Am I entitled to a sixth holiday week?

Whether you have a 6th holiday week depends on where you are employed:

Private sector employees

In principle, you are not automatically entitled to extra holiday entitlements. However, you may still have extra holiday entitlements if it is stated in the collective agreement in place at your workplace, or if you have an individual agreement for extra holiday.

You can see the terms for any extra holiday entitlements you may have in your collective agreement, staff handbook, or your employment contract.

Public sector employees

If you are employed in a municipality, region or government institution, you are entitled to extra holiday.

How are extra holiday entitlements accrued?

Private sector employee: It depends on which agreement you have with your employer. Check your collective agreement, staff handbook, or your employment contract.

Employed in a municipality or region: Employees in regions and municipalities are calculated holiday days in hours instead of days. This means that you earn 18.50 holiday hours per. month corresponding to 6 weeks holiday per year.

Government employees: If you are a public employee, you earn 0.42 special holiday days for each month's employment, corresponding to 5 holiday days a year.

What happens if I fail to use my sixth holiday week?

Private sector employee: In many companies, you lose holiday days if they are not taken during the holiday year. This again depends on what agreements or collective agreements are made with your employer, so make sure you keep up to date on your holiday entitlements so you don't miss out on taking your holidays.

Employed in a municipality or region: If you do not take the 6th holiday week, it will be automatically transferred to the next holiday year, unless you have notified your employer no later than 1 October of the holiday year that you want the holiday week paid out.

Government employees: If you do not keep the days, they will be reimbursed in cash with 2.5 percent of the holiday pay in the earning year, unless you and your employer agree to transfer them to the following holiday year.

Learn more about transferring holiday and extra holiday

What happens to my extra holiday if I change jobs?

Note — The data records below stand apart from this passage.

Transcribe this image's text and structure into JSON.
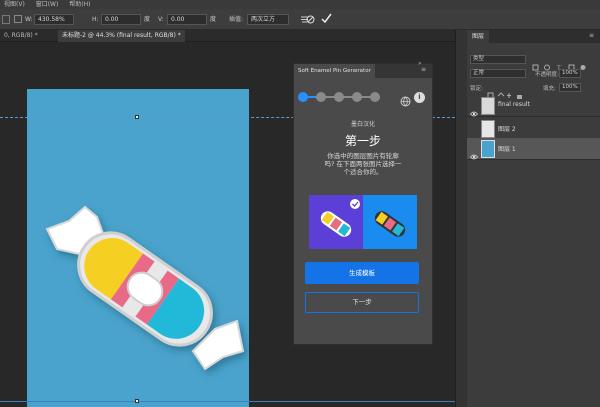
{
  "menubar": {
    "items": [
      "视图(V)",
      "窗口(W)",
      "帮助(H)"
    ]
  },
  "options": {
    "w_label": "W:",
    "w_value": "430.58%",
    "h_label": "H:",
    "h_value": "0.00",
    "v_label": "V:",
    "v_value": "0.00",
    "degree": "度",
    "interp_label": "插值:",
    "interp_value": "两次立方"
  },
  "tabs": [
    {
      "label": "0, RGB/8) *",
      "active": false
    },
    {
      "label": "未标题-2 @ 44.3% (final result, RGB/8) *",
      "active": true
    }
  ],
  "plugin": {
    "title": "Soft Enamel Pin Generator",
    "brand": "墨白汉化",
    "step_title": "第一步",
    "desc_lines": [
      "你选中的图层图片有轮廓",
      "吗? 在下面两张图片选择一",
      "个适合你的。"
    ],
    "primary_button": "生成模板",
    "secondary_button": "下一步",
    "steps_total": 5,
    "steps_current": 1
  },
  "layers_panel": {
    "tab": "图层",
    "search_placeholder": "类型",
    "blend_mode": "正常",
    "opacity_label": "不透明度:",
    "opacity_value": "100%",
    "lock_label": "锁定:",
    "fill_label": "填充:",
    "fill_value": "100%",
    "layers": [
      {
        "name": "final result",
        "visible": true,
        "selected": false
      },
      {
        "name": "图层 2",
        "visible": false,
        "selected": false
      },
      {
        "name": "图层 1",
        "visible": true,
        "selected": true
      }
    ]
  },
  "colors": {
    "accent": "#1473e6",
    "canvas": "#4aa3cc",
    "card_left": "#5b3fd6",
    "card_right": "#1a8cf0"
  }
}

Private sector employee: It depends on your employment contract or collective agreement whether you are entitled to a payout of your unused holidays.

Employed in a municipality or region: If you change position to another region or municipality, you can enter into an agreement with the employer that you take the holiday week with you. If you don't make an agreement, the hours corresponding to the 6th holiday week which you failed to take will be paid out together with your last salary payment. 

Government employees: If you resign from your position, you must be reimbursed for the days earned.

Learn more about extra holiday entitlements if you get a new job